| Problem |
Where the string "callout" occurs in a line of the entries below, copy that line.

(Data records for software interfaces)
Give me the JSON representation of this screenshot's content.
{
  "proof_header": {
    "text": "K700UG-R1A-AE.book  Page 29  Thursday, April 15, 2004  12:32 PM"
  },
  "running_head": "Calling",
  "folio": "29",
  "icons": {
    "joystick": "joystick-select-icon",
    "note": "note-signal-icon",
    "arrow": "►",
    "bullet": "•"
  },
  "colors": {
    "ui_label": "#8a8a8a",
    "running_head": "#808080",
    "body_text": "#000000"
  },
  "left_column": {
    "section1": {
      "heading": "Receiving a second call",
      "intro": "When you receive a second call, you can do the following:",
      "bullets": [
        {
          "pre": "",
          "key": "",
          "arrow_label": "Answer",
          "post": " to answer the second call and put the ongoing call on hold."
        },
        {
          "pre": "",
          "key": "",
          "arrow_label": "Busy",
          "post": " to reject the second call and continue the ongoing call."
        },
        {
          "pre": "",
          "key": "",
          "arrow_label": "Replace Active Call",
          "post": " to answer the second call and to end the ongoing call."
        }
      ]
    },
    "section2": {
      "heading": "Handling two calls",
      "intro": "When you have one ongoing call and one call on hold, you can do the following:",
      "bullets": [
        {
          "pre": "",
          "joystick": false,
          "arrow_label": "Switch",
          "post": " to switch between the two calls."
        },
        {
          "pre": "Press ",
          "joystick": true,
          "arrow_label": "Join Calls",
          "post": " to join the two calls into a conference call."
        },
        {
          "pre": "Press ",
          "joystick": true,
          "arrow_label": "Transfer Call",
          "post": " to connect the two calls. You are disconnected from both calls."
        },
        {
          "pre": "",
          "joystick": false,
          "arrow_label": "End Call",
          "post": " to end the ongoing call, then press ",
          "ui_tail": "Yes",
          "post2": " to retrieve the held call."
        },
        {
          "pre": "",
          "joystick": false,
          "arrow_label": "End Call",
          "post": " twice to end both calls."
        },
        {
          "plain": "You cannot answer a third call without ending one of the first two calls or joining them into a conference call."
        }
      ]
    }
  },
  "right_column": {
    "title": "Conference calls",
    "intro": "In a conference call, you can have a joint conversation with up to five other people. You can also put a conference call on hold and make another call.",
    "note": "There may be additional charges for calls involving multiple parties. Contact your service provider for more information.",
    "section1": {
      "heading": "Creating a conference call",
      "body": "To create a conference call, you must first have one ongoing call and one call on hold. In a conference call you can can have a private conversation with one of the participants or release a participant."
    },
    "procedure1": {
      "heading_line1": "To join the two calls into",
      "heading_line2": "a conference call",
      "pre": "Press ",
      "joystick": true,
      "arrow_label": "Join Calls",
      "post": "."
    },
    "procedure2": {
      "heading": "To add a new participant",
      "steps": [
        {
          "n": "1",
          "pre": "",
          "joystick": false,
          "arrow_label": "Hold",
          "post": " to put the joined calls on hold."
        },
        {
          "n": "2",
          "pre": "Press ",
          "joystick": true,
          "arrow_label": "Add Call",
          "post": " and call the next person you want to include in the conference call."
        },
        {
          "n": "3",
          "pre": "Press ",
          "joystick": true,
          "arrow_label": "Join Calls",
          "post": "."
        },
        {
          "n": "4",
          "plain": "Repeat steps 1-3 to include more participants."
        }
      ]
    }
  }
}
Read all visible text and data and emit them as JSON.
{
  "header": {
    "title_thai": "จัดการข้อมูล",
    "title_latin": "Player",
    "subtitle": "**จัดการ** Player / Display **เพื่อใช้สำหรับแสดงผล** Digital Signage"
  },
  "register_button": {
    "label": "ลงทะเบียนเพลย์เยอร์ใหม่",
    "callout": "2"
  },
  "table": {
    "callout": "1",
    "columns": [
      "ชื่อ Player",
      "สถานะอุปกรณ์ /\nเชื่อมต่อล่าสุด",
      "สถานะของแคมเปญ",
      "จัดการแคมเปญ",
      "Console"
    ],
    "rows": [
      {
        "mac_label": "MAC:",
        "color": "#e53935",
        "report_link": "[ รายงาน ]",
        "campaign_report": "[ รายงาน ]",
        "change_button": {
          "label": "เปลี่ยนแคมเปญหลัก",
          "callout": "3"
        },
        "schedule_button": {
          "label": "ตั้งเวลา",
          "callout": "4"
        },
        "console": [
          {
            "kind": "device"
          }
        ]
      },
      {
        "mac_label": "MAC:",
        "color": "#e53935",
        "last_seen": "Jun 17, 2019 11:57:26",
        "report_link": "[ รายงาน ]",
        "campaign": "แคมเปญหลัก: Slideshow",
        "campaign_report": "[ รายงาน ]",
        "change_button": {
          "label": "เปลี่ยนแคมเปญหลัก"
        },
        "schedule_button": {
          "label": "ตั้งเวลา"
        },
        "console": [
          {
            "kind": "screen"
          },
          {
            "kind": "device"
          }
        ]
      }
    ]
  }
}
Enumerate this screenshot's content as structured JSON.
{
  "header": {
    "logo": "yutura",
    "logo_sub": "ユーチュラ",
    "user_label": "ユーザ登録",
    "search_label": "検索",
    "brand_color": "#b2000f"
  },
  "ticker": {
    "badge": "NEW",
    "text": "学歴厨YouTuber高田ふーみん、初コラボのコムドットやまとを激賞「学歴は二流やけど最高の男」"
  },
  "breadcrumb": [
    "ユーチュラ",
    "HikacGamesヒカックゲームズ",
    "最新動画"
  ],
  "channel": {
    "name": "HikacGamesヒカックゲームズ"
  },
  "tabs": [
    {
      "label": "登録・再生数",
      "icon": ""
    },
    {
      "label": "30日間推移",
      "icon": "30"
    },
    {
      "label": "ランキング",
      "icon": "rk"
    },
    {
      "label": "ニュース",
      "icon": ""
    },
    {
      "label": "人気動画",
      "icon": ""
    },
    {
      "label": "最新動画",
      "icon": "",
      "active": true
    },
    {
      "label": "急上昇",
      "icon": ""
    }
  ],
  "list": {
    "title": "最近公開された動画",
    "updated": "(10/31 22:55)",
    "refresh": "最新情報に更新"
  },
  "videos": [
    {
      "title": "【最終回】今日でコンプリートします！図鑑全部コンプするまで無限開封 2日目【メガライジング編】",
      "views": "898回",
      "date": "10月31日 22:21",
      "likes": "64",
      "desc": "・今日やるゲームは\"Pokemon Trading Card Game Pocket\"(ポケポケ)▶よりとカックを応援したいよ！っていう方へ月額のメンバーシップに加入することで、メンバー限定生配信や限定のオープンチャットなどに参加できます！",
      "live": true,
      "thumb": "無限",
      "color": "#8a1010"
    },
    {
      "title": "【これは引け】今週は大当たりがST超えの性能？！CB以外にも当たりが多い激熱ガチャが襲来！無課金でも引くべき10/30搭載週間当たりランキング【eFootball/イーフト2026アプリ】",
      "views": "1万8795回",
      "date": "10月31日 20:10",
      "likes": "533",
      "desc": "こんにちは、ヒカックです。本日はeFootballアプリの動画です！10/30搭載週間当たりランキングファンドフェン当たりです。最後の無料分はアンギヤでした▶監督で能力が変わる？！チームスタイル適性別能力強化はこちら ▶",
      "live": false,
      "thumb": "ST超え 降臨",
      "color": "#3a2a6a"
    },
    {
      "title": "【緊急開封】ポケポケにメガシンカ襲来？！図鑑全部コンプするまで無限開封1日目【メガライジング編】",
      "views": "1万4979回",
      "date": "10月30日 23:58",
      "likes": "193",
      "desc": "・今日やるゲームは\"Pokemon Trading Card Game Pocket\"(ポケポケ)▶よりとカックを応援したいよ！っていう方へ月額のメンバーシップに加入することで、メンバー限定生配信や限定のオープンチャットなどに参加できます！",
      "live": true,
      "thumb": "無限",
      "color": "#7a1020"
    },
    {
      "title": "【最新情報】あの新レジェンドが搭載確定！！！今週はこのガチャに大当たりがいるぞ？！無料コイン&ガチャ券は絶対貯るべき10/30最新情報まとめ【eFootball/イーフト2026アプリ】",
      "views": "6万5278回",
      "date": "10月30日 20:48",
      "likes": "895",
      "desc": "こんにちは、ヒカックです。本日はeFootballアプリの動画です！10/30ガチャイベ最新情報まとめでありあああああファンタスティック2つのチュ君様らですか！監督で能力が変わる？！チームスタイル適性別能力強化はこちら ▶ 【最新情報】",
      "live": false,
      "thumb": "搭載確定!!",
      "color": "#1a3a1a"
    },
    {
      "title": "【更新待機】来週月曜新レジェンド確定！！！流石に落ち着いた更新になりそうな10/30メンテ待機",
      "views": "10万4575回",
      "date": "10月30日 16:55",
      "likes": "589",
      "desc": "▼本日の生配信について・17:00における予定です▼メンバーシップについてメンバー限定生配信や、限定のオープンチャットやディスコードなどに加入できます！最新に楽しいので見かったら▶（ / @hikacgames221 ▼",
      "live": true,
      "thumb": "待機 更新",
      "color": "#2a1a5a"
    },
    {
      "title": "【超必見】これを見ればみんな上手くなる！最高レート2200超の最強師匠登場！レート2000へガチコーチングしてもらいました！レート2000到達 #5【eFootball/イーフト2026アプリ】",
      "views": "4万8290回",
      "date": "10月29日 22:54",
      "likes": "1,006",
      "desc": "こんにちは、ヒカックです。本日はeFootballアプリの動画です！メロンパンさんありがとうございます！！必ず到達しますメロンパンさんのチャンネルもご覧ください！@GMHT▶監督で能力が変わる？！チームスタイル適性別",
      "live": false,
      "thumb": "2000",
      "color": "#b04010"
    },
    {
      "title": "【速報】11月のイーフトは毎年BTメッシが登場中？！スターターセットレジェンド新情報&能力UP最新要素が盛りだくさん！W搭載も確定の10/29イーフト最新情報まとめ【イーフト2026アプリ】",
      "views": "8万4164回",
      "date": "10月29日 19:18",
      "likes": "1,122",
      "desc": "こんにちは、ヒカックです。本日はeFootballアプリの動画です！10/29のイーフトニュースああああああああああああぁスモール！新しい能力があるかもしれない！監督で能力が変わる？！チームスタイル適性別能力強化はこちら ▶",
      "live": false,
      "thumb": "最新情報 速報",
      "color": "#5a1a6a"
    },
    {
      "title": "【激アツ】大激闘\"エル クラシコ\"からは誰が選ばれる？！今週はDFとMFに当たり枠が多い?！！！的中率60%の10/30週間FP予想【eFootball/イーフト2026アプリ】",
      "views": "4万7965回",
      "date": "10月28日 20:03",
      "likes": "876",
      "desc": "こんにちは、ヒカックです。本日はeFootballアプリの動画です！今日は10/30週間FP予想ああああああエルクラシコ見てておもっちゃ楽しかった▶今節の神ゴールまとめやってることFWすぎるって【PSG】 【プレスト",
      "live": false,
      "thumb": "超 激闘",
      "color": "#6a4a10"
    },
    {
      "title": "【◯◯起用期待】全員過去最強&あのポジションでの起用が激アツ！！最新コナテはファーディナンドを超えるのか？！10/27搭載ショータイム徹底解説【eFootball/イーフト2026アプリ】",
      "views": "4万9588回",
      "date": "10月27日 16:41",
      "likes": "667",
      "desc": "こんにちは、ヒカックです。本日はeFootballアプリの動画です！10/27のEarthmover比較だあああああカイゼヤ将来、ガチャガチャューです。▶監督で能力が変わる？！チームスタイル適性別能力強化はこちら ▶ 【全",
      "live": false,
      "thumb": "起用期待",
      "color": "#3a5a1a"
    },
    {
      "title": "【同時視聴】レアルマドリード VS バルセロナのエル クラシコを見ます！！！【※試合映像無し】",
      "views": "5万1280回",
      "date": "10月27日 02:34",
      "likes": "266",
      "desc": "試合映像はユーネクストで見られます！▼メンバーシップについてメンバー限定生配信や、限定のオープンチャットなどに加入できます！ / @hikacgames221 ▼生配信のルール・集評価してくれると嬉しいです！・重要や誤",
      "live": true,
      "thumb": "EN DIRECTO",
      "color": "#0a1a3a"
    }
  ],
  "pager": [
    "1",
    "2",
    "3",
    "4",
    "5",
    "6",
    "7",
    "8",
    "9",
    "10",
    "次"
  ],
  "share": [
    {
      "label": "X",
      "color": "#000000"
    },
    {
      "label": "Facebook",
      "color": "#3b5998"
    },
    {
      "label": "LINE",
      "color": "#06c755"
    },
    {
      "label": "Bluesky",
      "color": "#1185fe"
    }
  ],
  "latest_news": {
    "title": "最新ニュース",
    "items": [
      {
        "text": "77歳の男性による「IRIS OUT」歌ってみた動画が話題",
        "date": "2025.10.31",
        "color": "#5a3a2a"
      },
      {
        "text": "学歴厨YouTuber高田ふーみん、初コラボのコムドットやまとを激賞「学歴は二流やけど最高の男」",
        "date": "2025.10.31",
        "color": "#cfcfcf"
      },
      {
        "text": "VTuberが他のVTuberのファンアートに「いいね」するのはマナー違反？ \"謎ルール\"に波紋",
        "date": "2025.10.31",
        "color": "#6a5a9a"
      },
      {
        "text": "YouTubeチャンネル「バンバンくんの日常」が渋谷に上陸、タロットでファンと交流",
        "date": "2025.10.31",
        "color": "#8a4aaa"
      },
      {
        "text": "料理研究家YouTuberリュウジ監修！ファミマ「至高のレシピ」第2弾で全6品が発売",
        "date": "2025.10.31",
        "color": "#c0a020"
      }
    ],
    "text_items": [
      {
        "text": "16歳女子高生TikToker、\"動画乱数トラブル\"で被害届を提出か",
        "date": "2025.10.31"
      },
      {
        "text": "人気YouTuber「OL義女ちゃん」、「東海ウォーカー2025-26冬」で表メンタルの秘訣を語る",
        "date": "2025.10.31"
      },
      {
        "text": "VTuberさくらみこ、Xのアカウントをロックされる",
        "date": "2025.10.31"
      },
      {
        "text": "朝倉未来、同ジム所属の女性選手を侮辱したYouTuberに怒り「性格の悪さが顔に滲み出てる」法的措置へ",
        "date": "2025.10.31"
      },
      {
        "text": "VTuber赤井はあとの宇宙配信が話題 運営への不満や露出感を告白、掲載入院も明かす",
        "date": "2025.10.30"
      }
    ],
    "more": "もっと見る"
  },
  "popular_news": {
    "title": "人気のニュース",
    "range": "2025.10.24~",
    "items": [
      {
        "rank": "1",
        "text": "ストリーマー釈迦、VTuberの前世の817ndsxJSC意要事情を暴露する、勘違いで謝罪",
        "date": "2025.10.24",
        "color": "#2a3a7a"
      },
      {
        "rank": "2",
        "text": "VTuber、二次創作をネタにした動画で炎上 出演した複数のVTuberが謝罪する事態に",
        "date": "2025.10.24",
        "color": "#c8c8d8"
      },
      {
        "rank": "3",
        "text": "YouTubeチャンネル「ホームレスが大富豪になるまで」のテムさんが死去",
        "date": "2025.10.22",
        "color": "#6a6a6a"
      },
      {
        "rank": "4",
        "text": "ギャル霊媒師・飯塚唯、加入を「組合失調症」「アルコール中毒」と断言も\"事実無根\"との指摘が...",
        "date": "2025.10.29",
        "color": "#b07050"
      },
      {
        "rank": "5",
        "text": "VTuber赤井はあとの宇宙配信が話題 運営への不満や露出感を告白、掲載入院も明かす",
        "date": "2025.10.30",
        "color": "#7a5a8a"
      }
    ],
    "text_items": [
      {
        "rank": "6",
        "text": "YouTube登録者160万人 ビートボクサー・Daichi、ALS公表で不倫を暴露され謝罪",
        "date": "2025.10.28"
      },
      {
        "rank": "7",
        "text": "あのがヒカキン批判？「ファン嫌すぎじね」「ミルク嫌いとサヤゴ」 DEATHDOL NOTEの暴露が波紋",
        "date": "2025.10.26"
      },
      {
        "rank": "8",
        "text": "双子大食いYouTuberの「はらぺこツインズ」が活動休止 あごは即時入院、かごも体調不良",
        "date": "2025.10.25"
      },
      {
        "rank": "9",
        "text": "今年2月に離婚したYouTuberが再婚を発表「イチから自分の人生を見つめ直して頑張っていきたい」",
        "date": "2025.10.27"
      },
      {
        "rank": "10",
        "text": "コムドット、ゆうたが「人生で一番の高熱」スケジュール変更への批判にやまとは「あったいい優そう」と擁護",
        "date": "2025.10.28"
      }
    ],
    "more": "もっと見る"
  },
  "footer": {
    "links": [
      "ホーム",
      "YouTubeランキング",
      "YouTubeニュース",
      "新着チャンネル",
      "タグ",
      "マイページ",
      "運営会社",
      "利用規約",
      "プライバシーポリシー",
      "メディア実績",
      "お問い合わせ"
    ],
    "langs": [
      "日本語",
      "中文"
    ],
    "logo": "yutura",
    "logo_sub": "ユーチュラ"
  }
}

| Exercise response |
    "callout": "2"
    "callout": "1",
          "callout": "3"
          "callout": "4"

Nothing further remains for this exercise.